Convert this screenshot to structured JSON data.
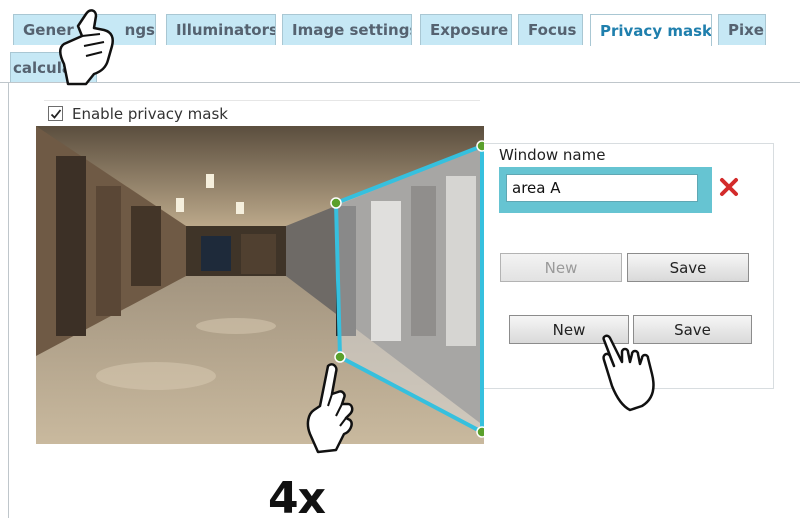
{
  "tabs": [
    {
      "label": "General settings",
      "active": false
    },
    {
      "label": "Illuminators",
      "active": false
    },
    {
      "label": "Image settings",
      "active": false
    },
    {
      "label": "Exposure",
      "active": false
    },
    {
      "label": "Focus",
      "active": false
    },
    {
      "label": "Privacy mask",
      "active": true
    },
    {
      "label": "Pixel calculator",
      "active": false
    }
  ],
  "tab_wrap_label": "calculator",
  "tab_first_visible": "Gener",
  "tab_first_visible_tail": "ngs",
  "tab_last_visible": "Pixel",
  "privacy": {
    "enable_label": "Enable privacy mask",
    "enabled": true
  },
  "mask_window": {
    "name_label": "Window name",
    "name_value": "area A"
  },
  "buttons": {
    "new_disabled": "New",
    "save_1": "Save",
    "new_2": "New",
    "save_2": "Save"
  },
  "multiplier_text": "4x",
  "colors": {
    "tab_bg": "#c6e8f5",
    "tab_active_text": "#1f7fad",
    "mask_outline": "#36c0de",
    "mask_handle": "#5aa02c",
    "input_frame": "#66c4d2",
    "delete_x": "#d32b2b"
  },
  "icons": [
    "pointing-hand-icon",
    "check-icon",
    "delete-x-icon"
  ]
}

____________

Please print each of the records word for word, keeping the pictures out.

**Finished exercise**
Convert this screenshot to structured JSON data.
{
  "tabs": [
    {
      "label": "General settings",
      "active": false
    },
    {
      "label": "Illuminators",
      "active": false
    },
    {
      "label": "Image settings",
      "active": false
    },
    {
      "label": "Exposure",
      "active": false
    },
    {
      "label": "Focus",
      "active": false
    },
    {
      "label": "Privacy mask",
      "active": true
    },
    {
      "label": "Pixel calculator",
      "active": false
    }
  ],
  "tab_wrap_label": "calculator",
  "tab_first_visible": "Gener",
  "tab_first_visible_tail": "ngs",
  "tab_last_visible": "Pixel",
  "privacy": {
    "enable_label": "Enable privacy mask",
    "enabled": true
  },
  "mask_window": {
    "name_label": "Window name",
    "name_value": "area A"
  },
  "buttons": {
    "new_disabled": "New",
    "save_1": "Save",
    "new_2": "New",
    "save_2": "Save"
  },
  "multiplier_text": "4x",
  "colors": {
    "tab_bg": "#c6e8f5",
    "tab_active_text": "#1f7fad",
    "mask_outline": "#36c0de",
    "mask_handle": "#5aa02c",
    "input_frame": "#66c4d2",
    "delete_x": "#d32b2b"
  },
  "icons": [
    "pointing-hand-icon",
    "check-icon",
    "delete-x-icon"
  ]
}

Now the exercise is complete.